Insight Into The Divorce Process
Divorce is not only emotionally difficult; the process of reaching the final divorce decree is often complicated and, at times, can take time. All divorces bring challenges that couples must manage; no two divorces are the same. While this may seem overwhelming, it’s possible to create unique divorce agreements that can meet the needs of both parties. Understanding the process from start to finish is key to gaining insight into the path forward. As a divorce lawyer from Robinson & Hadeed will share, the process is initiated when couples meet with their respective lawyers to discuss their specific needs and move forward by filing the divorce petition. While many divorces can be amicable, the process can break down when making agreements through the negotiation process. However, with the assistance of a lawyer, it’s possible to finalize the divorce and start fresh.
Filing a Petition for Divorce

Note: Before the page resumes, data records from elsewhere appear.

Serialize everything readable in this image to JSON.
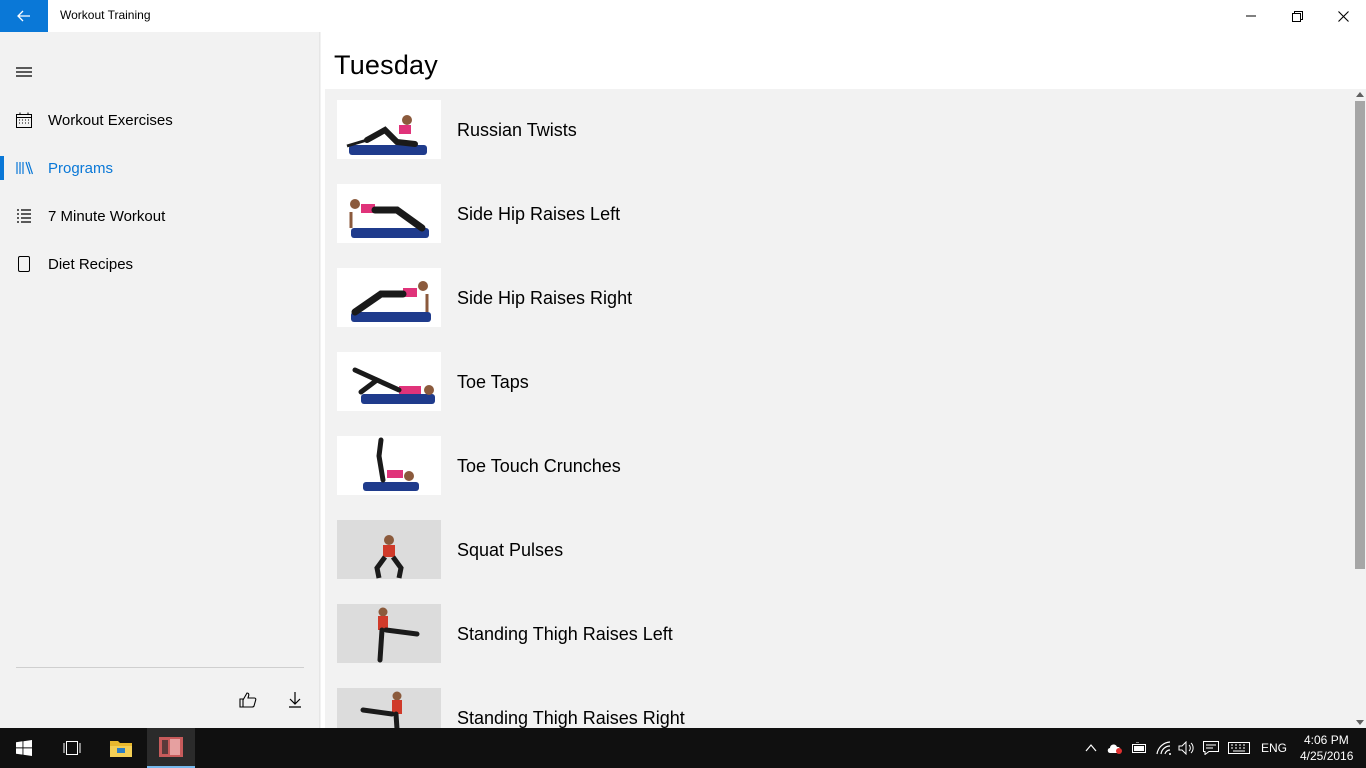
{
  "window": {
    "title": "Workout Training"
  },
  "nav": {
    "items": [
      {
        "label": "Workout Exercises",
        "icon": "calendar-icon",
        "active": false
      },
      {
        "label": "Programs",
        "icon": "library-icon",
        "active": true
      },
      {
        "label": "7 Minute Workout",
        "icon": "list-icon",
        "active": false
      },
      {
        "label": "Diet Recipes",
        "icon": "phone-icon",
        "active": false
      }
    ],
    "footer_icons": [
      "thumbs-up-icon",
      "download-icon"
    ]
  },
  "main": {
    "title": "Tuesday",
    "exercises": [
      {
        "name": "Russian Twists"
      },
      {
        "name": "Side Hip Raises Left"
      },
      {
        "name": "Side Hip Raises Right"
      },
      {
        "name": "Toe Taps"
      },
      {
        "name": "Toe Touch Crunches"
      },
      {
        "name": "Squat Pulses"
      },
      {
        "name": "Standing Thigh Raises Left"
      },
      {
        "name": "Standing Thigh Raises Right"
      }
    ]
  },
  "taskbar": {
    "language": "ENG",
    "time": "4:06 PM",
    "date": "4/25/2016"
  },
  "colors": {
    "accent": "#0a78d7",
    "pane_bg": "#f2f2f2",
    "taskbar_bg": "#101010"
  }
}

When filing for divorce, a few options are available; couples can either hire a lawyer to help them or attempt to move forward with the process independently. The first step to initiating the process is filing the divorce petition with the county clerk’s office. Couples can file this paperwork in either spouse’s county of residence. The divorce petition informs the court of your decision to divorce. The document generally encompasses information about the marriage, the reason for divorce, and the children involved. Even if both parties agree with the divorce, one party is responsible for filing the petition. Once the petition is filed, the filing party must serve the paperwork to the other party. This is known as the service of process, which can be done by the filing party or a court representative.
Mediation for Negotiating a Divorce

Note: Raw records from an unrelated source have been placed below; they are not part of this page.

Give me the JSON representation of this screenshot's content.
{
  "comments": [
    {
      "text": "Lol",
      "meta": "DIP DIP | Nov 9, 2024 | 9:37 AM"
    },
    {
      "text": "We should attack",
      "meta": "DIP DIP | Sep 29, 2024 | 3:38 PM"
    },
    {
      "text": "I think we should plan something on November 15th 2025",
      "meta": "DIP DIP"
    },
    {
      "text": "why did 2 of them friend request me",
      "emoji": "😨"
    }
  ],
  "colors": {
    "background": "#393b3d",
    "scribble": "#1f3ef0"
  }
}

Some spouses have already developed agreements before filing for divorce. However, there may be some sticking points that require additional negotiations. For some, forming agreements may be more litigious, making negotiations more in-depth. Depending on state laws, alternative dispute resolution may be necessary. The most popular form of alternative dispute resolution is mediation, a process where both parties come together to form agreements with an impartial third party. A mediator can help parties by facilitating conversations about crucial decisions that may invoke powerful emotions for those involved. Mediators do not offer legal advice and work on drafting agreements. When accessing a mediator, a lawyer can play an integral role by advising their clients on the agreements being made and helping them to understand these decisions and keep their interests at the forefront.

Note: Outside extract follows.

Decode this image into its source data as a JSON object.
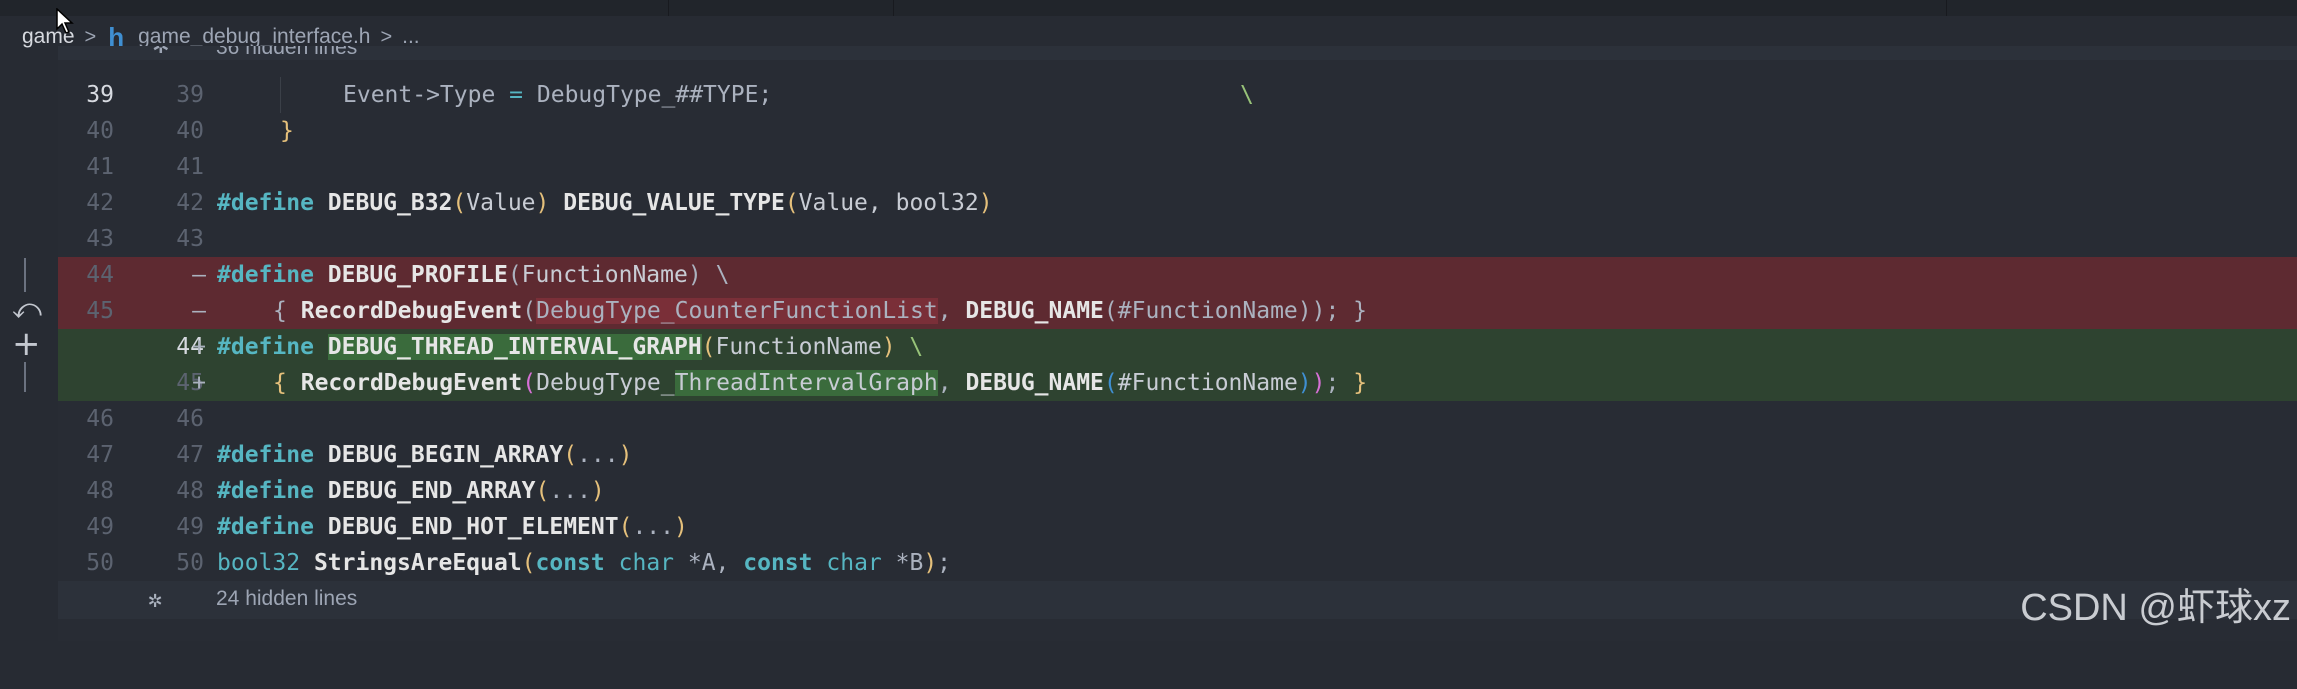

Types of Agreements to Make
When negotiating agreements, even couples on relatively good terms may have difficulty making concessions. Decisions over how a life once shared will be divided can cause emotions to run high, which can sometimes cause the negotiation process to become more prolonged than initially planned. Common types of agreements many couples will have to make decisions around include the following:
- Division of Property
- Division of Assets
- Division of Retirement Assets
- Child Custody Arrangements
- Child Support Agreements
- Spousal Support
When developing these agreements, communication is imperative to the entirety of the process. Divorce can sometimes feel like a battle, and when parties are angry and hurt, it can be challenging not to focus on winning. Remember that the best way to move forward after ending a marriage is by successfully negotiating and developing agreements. Having the opportunity to make these decisions together can be far more successful than battling issues out in court, leaving a judge to make the decisions. Once agreements are made and each party signs, the judge will review the agreement. Finally, the final divorce decree can be issued.